Sigmund Freud visited New York in 1909 for his only trip to the US. His experience forms the backdrop to The Interpretation of Murder by Jed Rubenfeld, with Freud and Carl Jung joining a cast of both real and imaginary characters in this lengthy crime novel.
Although it might give that impression when first picked up, The Interpretation of Murder doesn’t cast Freud as a Sherlock Holmes character. Instead the sleuthing is left to two fictional characters, Dr Younger and Inspector Littlemore, the former a keen practitioner of psychoanalysis (and a fan of Shakespeare to boot), and the latter a conventional New York cop.

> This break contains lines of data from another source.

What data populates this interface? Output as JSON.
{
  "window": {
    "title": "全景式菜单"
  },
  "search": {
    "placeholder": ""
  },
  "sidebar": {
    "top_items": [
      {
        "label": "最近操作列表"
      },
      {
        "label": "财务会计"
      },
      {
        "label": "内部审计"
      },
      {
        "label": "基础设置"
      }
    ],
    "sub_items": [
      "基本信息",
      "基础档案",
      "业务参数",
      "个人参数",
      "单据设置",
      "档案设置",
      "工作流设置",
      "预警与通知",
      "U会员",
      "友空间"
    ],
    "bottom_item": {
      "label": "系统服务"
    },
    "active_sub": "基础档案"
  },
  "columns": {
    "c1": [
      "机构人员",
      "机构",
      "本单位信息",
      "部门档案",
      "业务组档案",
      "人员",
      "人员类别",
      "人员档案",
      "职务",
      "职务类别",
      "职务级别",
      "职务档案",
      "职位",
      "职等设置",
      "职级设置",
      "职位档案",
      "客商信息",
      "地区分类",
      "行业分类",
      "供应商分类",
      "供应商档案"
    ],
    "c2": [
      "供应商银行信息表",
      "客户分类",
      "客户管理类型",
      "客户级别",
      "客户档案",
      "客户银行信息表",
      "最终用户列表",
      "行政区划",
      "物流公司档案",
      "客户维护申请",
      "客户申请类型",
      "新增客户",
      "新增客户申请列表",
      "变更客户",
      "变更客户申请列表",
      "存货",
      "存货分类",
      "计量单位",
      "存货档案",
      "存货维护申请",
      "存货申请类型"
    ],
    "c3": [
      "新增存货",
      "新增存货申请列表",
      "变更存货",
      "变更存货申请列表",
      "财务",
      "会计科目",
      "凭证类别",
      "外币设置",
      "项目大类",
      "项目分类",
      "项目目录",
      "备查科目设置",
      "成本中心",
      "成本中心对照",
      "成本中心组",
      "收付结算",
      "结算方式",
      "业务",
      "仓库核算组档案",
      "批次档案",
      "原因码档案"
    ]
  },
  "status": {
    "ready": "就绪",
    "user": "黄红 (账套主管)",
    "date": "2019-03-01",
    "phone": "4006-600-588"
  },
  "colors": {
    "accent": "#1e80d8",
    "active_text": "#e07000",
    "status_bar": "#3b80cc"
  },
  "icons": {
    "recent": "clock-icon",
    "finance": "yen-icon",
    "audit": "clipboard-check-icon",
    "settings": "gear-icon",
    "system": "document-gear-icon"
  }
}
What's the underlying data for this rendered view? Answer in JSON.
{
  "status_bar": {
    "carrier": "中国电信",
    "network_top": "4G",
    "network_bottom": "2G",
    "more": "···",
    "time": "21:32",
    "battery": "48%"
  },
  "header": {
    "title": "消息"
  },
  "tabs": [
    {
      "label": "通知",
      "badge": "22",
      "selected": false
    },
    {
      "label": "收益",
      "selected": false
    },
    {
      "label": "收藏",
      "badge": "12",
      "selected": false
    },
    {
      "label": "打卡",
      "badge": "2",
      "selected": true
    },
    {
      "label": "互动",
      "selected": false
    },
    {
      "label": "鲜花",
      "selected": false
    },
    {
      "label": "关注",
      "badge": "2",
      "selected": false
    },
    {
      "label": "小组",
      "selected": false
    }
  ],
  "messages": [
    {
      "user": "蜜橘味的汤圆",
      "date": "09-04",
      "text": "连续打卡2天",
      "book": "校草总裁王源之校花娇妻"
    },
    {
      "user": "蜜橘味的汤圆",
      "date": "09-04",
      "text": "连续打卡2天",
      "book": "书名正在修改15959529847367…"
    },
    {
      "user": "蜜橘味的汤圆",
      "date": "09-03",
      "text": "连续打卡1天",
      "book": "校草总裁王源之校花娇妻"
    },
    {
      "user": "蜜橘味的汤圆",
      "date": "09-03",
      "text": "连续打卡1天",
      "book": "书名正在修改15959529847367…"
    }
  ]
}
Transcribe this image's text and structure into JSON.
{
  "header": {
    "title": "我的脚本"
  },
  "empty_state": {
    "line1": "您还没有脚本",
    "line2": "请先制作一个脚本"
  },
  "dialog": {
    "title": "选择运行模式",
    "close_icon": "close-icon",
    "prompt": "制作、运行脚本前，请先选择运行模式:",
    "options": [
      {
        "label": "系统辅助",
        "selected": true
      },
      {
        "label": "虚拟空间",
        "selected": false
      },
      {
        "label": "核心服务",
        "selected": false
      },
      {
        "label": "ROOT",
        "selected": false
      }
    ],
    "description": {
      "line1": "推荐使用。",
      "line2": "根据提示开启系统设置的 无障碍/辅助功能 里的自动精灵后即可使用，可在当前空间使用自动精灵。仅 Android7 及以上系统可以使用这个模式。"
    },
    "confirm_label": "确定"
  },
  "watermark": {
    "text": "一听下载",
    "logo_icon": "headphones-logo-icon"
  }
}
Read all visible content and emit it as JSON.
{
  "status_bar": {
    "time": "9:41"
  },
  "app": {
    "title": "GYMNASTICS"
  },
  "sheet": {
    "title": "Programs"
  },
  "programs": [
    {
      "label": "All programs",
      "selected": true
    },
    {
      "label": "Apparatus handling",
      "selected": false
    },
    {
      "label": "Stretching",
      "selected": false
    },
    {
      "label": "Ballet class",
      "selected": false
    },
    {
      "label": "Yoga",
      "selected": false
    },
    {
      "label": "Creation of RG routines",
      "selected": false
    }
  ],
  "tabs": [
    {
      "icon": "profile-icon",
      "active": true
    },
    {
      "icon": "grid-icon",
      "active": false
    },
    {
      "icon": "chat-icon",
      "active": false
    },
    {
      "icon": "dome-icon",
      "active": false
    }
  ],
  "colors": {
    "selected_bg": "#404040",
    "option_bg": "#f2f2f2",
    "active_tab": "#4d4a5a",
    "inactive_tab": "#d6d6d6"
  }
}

Murder and sexual perversion are at the heart of this novel. A girl is apparently murdered, with another left molested and disturbed. Younger and Littlemore to the rescue but … sorry … I can’t go on. Unfortunately The Interpretation of Murder is a real bore. Freud and Jung, by far the most interesting characters in the novel, remain mostly in the background as the increasingly convoluted plot takes hold. Rebenfeld may know his subject matter (he’s written a thesis on Freud) but he’s no novelist. This novel lacks pace, believability and any real sense of mystery. As a writer, I’d put Rubenfeld in the Dan Brown league. And that’s not a compliment.
The novel has been praised for the authentic depiction of Manhattan at the dawn of the 20th Century and in part I agree; the relentless building work as skyscrapers are rapidly erected, the social divides, the emergence of the automobile – by far the best part in the book is where the crazed villain of the piece hauls a distraught horse up in the air by a crane – but it isn’t substantial enough. And Rubenfeld let me down. Another interesting part of the novel is the description of the underwater construction of the foundations for New York’s bridges with workers risking their lives in the subterranean caissons. Alas the truth of this has to be stretched a little to serve the plot, which ruins the supposed ‘educational’ aspect of the book.
All in all, I was desperate to finish this novel and was glad when it was all over. Rather like Freud’s impression of America:
His face seemed much more deeply furrowed than it had been a week ago, his back slightly bent, his eyes a decade older. As I began to disembark, he called out my name….‘Let me be honest with you, my boy,’ he said, from under his umbrella, as the rain poured down. ‘This country of yours: I am suspicious of it. Be careful. It brings out the worst in people – crudeness, ambition, savegery. There is too much money. I see the prudery for which your country is famous, but it is brittle. It will shatter in the whirlwind of gratification being called forth. America, I fear, is a mistake. A gigantic mistake, to be sure, but still a mistake.’
Note to self: avoid bestsellers.